U.S. Department of State Country Reports on Terrorism 2005 - Finland
|Publisher||United States Department of State|
|Author||Office of the Coordinator for Counterterrorism|
|Publication Date||28 April 2006|
|Cite as||United States Department of State, U.S. Department of State Country Reports on Terrorism 2005 - Finland, 28 April 2006, available at: http://www.refworld.org/docid/4681082223.html [accessed 3 December 2016]|
|Disclaimer||This is not a UNHCR publication. UNHCR is not responsible for, nor does it necessarily endorse, its content. Any views expressed are solely those of the author or publisher and do not necessarily reflect those of UNHCR, the United Nations or its Member States.|
Finland remained strongly committed to Afghan reconstruction; the government aimed to provide 10 million euros in development and humanitarian assistance to Afghanistan on an annual basis.
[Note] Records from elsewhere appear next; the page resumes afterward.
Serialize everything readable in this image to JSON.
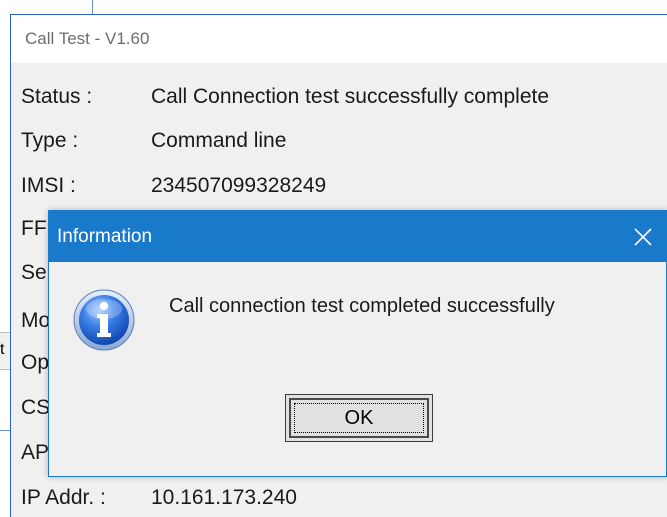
{
  "background_window": {
    "fragment_char": "t"
  },
  "main_window": {
    "title": "Call Test - V1.60",
    "rows": [
      {
        "label": "Status :",
        "value": "Call Connection test successfully complete"
      },
      {
        "label": "Type :",
        "value": "Command line"
      },
      {
        "label": "IMSI :",
        "value": "234507099328249"
      },
      {
        "label": "FF",
        "value": ""
      },
      {
        "label": "Se",
        "value": ""
      },
      {
        "label": "Mo",
        "value": ""
      },
      {
        "label": "Op",
        "value": ""
      },
      {
        "label": "CS",
        "value": ""
      },
      {
        "label": "AP",
        "value": ""
      },
      {
        "label": "IP Addr. :",
        "value": "10.161.173.240"
      }
    ]
  },
  "dialog": {
    "title": "Information",
    "close_icon": "close-icon",
    "info_icon": "info-icon",
    "message": "Call connection test completed successfully",
    "ok_label": "OK"
  },
  "colors": {
    "dialog_titlebar": "#1979ca",
    "window_border": "#2b64c8",
    "window_bg": "#f0f0f0"
  }
}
Approximately 100 Finnish troops were deployed in Afghanistan in support of ongoing ISAF operations, and a number of Finnish civilian crisis management experts were working in Afghanistan as well.
Interior Minister Rajamaki visited Washington in July for discussions with Justice and Homeland Security officials, and other Finnish officials participated in training courses in the United States. Finland actively supported and took part in European Union counterterrorism efforts, and participated in a number of EU and OSCE-sponsored events.
New regulations entered into force on October 1, requiring ships to submit security-related information prior to entry into port. Finland signed a Mutual Legal Assistance Treaty (MLAT) with the United States in late 2004. The treaty is awaiting ratification by the Finnish Parliament.
Finnish security police maintained a dedicated counterterrorism unit. Finland has national authority to freeze terrorist assets. The Money Laundering Clearinghouse performed investigations on all individuals suspected of financing terrorist acts, including all individuals and entities on the UN 1267 Sanctions Committee's consolidated list. In the event that such assets are identified, they can be immediately frozen while a criminal investigation occurs either in Finland or abroad.
In cases when another government presented a legal request for action or when an individual or organization was suspected of having committed an offense within Finland's borders, Finland implemented regulations that allowed it to freeze assets without EU or UN approval. Finland amended its criminal code to make it possible to sentence leaders of terrorist groups to 15 years in jail, although the group has to have actually committed an act of terrorism in Finland before investigation or prosecution can begin. If the charge includes murder, the maximum sentence is life imprisonment.